For Immediate Release:
December 18, 2020
Brooke Rossi 202-483-7382
Norfolk, Va. – For the holiday shopping season, PETA has compiled a guide that shows, by the numbers, why no one should purchase snakes or other reptiles as “pets” or gifts.
Here are some facts to consider:
- At least 75% of the more than 4 million reptiles—including 1,150,000 snakes—kept in human homes in the U.S. die within one year because it’s simply too difficult for consumers to meet these animals’ complex needs.
- Reptiles require time-consuming and costly care, including an appropriate species-specific diet (which may require live food sources to be kept on hand), carefully regulated temperature and humidity levels (which can drive up electric bills), specialized lighting, and enclosures that are expensive but can’t adequately replicate the animals’ natural habitat.

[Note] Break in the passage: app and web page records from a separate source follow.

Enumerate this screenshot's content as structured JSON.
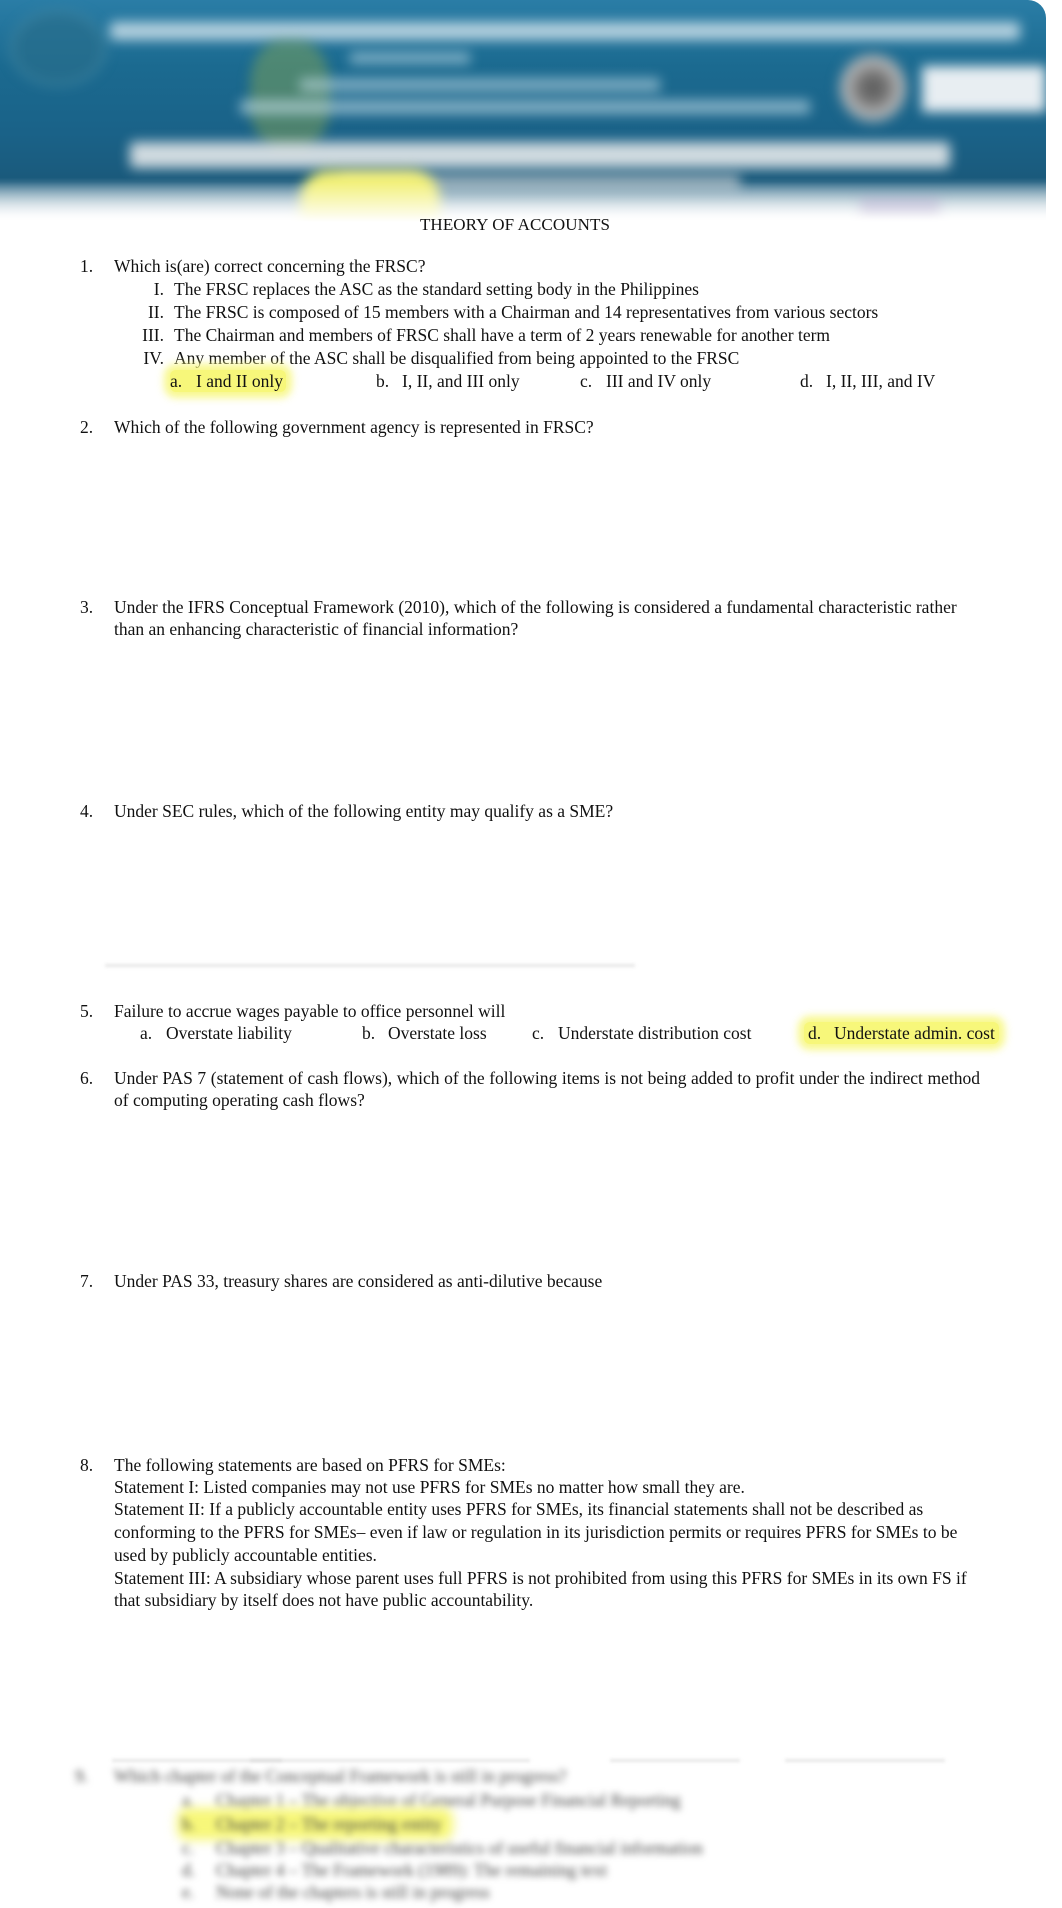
{
  "document": {
    "title": "THEORY OF ACCOUNTS",
    "banner_icon": "exam-banner-image"
  },
  "questions": [
    {
      "number": "1.",
      "text": "Which is(are) correct concerning the FRSC?",
      "statements": [
        {
          "numeral": "I.",
          "text": "The FRSC replaces the ASC as the standard setting body in the Philippines"
        },
        {
          "numeral": "II.",
          "text": "The FRSC is composed of 15 members with a Chairman and 14 representatives from various sectors"
        },
        {
          "numeral": "III.",
          "text": "The Chairman and members of FRSC shall have a term of 2 years renewable for another term"
        },
        {
          "numeral": "IV.",
          "text": "Any member of the ASC shall be disqualified from being appointed to the FRSC"
        }
      ],
      "options": [
        {
          "letter": "a.",
          "text": "I and II only",
          "highlighted": true
        },
        {
          "letter": "b.",
          "text": "I, II, and III only",
          "highlighted": false
        },
        {
          "letter": "c.",
          "text": "III and IV only",
          "highlighted": false
        },
        {
          "letter": "d.",
          "text": "I, II, III, and IV",
          "highlighted": false
        }
      ]
    },
    {
      "number": "2.",
      "text": "Which of the following government agency is represented in FRSC?"
    },
    {
      "number": "3.",
      "text": "Under the IFRS Conceptual Framework (2010), which of the following is considered a fundamental characteristic rather than an enhancing characteristic of financial information?"
    },
    {
      "number": "4.",
      "text": "Under SEC rules, which of the following entity may qualify as a SME?"
    },
    {
      "number": "5.",
      "text": "Failure to accrue wages payable to office personnel will",
      "options": [
        {
          "letter": "a.",
          "text": "Overstate liability",
          "highlighted": false
        },
        {
          "letter": "b.",
          "text": "Overstate loss",
          "highlighted": false
        },
        {
          "letter": "c.",
          "text": "Understate distribution cost",
          "highlighted": false
        },
        {
          "letter": "d.",
          "text": "Understate admin. cost",
          "highlighted": true
        }
      ]
    },
    {
      "number": "6.",
      "text": "Under PAS 7 (statement of cash flows), which of the following items is not being added to profit under the indirect method of computing operating cash flows?"
    },
    {
      "number": "7.",
      "text": "Under PAS 33, treasury shares are considered as anti-dilutive because"
    },
    {
      "number": "8.",
      "text": "The following statements are based on PFRS for SMEs:",
      "statements": [
        {
          "text": "Statement I: Listed companies may not use PFRS for SMEs no matter how small they are."
        },
        {
          "text": "Statement II: If a publicly accountable entity uses PFRS for SMEs, its financial statements shall not be described as conforming to the PFRS for SMEs– even if law or regulation in its jurisdiction permits or requires PFRS for SMEs to be used by publicly accountable entities."
        },
        {
          "text": "Statement III: A subsidiary whose parent uses full PFRS is not prohibited from using this PFRS for SMEs in its own FS if that subsidiary by itself does not have public accountability."
        }
      ]
    }
  ],
  "blurred_question": {
    "number": "9.",
    "text": "Which chapter of the Conceptual Framework is still in progress?",
    "options": [
      {
        "letter": "a.",
        "text": "Chapter 1 – The objective of General Purpose Financial Reporting",
        "highlighted": false
      },
      {
        "letter": "b.",
        "text": "Chapter 2 – The reporting entity",
        "highlighted": true
      },
      {
        "letter": "c.",
        "text": "Chapter 3 – Qualitative characteristics of useful financial information",
        "highlighted": false
      },
      {
        "letter": "d.",
        "text": "Chapter 4 – The Framework (1989): The remaining text",
        "highlighted": false
      },
      {
        "letter": "e.",
        "text": "None of the chapters is still in progress",
        "highlighted": false
      }
    ]
  }
}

- In nature, pythons can reach lengths of up to 29 feet, and it’s been documented that wild pythons can travel as far as 22 miles in 75 days. But many snakes sold as “pets” are confined to cramped tanks, some only half the length of their bodies.
- In nature, red-eared slider turtles can wander up to 5.5 miles from water to find suitable habitat, search for a mate, or lay eggs. In captivity, they’re often kept in small aquariums.
- Reptiles are a very long-term commitment: Snakes can live for decades, iguanas can live for more than 20 years and grow to be more than 6 feet long, and geckos can live for 30 years.
- In one survey, veterinarians estimated that the needs of 47% of exotic “pets,” including reptiles, brought into their practices were not met and 89% said that these animals most often lack a suitable environment.
- Experts believe that more than 70% of exotic animals in the “pet” trade die before they even reach stores. A PETA investigation into one major reptile dealer revealed small drawers containing maggot-infested, starving, and dying snakes and snakes’ rotting carcasses.
“Studies show that the stress of captivity alone compromises the welfare of these animals. There’s simply no humane way to keep reptiles confined to a glass tank,” says PETA Senior Vice President Daphna Nachminovitch. “Reptiles are wild animals, not ‘starter pets,’ and PETA is urging everyone to keep them off their wish lists.”